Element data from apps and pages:
══════════
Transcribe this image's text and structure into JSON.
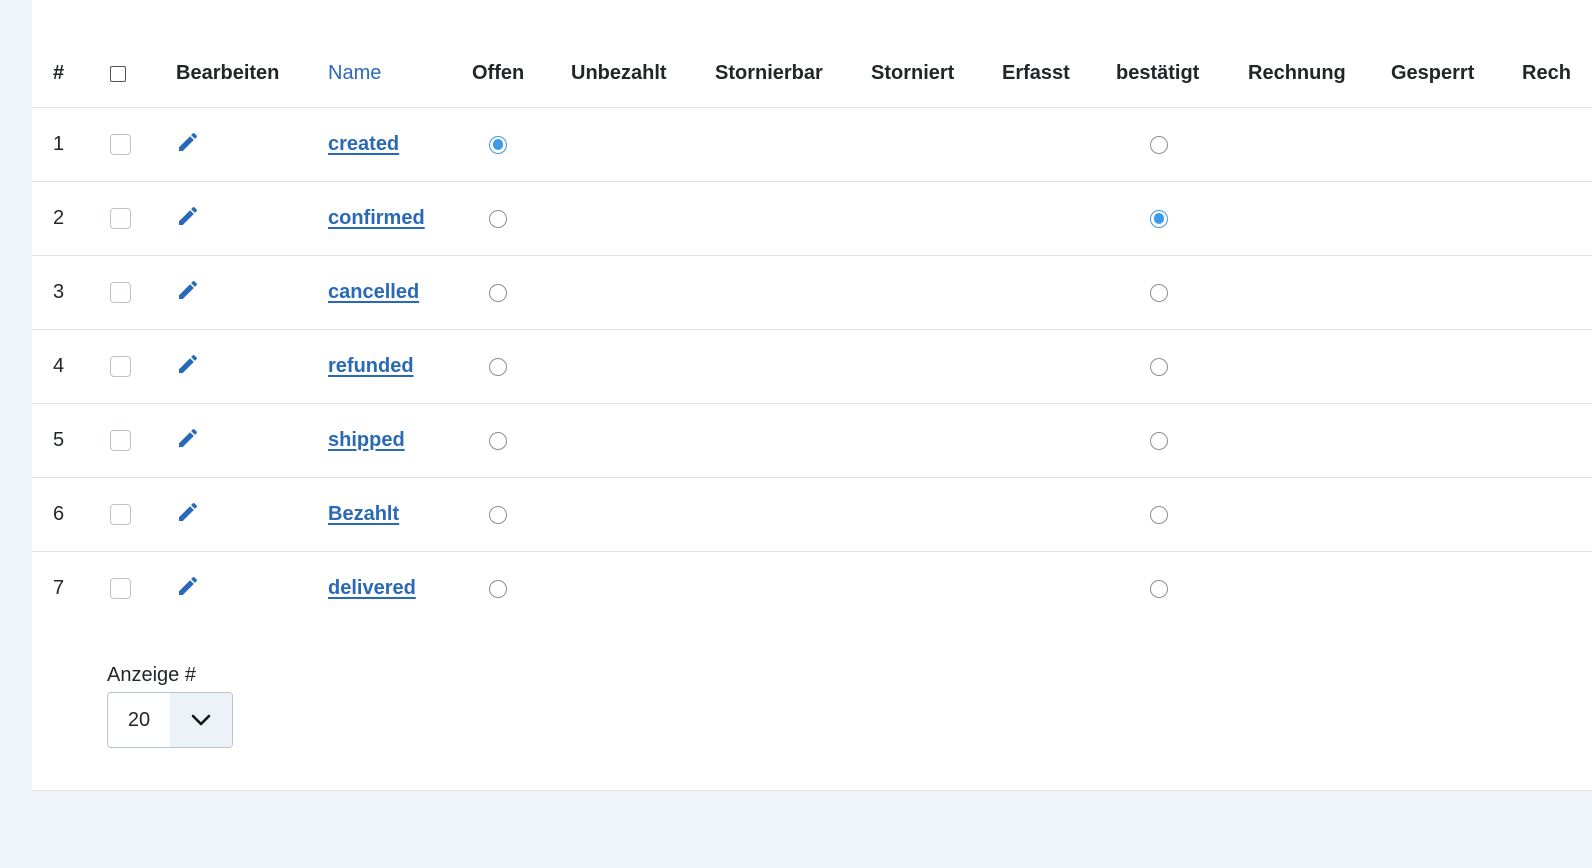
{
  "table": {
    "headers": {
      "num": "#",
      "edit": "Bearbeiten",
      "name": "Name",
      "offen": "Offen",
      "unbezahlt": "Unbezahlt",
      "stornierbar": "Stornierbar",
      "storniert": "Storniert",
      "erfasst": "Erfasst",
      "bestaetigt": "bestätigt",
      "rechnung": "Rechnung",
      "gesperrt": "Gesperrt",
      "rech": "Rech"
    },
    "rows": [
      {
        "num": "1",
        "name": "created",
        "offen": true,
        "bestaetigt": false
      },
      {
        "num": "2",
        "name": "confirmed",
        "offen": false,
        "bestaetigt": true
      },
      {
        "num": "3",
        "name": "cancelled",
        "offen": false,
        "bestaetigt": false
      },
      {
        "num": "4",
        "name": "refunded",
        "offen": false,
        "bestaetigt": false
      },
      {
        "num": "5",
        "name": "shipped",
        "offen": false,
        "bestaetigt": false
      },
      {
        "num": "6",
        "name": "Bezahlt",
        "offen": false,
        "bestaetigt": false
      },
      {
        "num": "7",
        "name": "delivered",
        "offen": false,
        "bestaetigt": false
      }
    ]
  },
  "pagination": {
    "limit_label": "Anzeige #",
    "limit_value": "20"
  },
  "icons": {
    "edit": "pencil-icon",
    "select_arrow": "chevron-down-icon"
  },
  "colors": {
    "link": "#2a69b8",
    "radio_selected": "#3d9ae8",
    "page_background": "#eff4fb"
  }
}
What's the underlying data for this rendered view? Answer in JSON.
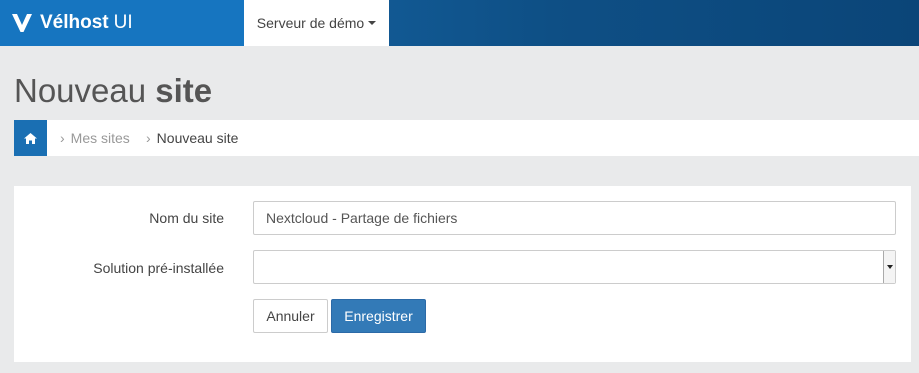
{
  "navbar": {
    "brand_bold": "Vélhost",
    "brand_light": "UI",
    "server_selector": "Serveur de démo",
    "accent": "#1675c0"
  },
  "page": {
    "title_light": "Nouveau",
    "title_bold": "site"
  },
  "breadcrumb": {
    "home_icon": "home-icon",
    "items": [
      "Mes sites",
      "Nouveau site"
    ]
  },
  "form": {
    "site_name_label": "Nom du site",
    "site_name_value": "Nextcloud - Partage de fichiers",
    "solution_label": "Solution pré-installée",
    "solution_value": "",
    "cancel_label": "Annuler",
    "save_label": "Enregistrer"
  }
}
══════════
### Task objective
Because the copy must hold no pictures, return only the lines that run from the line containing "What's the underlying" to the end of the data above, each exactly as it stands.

### The answer
What's the underlying data for this rendered view? Answer in JSON.
{
  "navbar": {
    "brand_bold": "Vélhost",
    "brand_light": "UI",
    "server_selector": "Serveur de démo",
    "accent": "#1675c0"
  },
  "page": {
    "title_light": "Nouveau",
    "title_bold": "site"
  },
  "breadcrumb": {
    "home_icon": "home-icon",
    "items": [
      "Mes sites",
      "Nouveau site"
    ]
  },
  "form": {
    "site_name_label": "Nom du site",
    "site_name_value": "Nextcloud - Partage de fichiers",
    "solution_label": "Solution pré-installée",
    "solution_value": "",
    "cancel_label": "Annuler",
    "save_label": "Enregistrer"
  }
}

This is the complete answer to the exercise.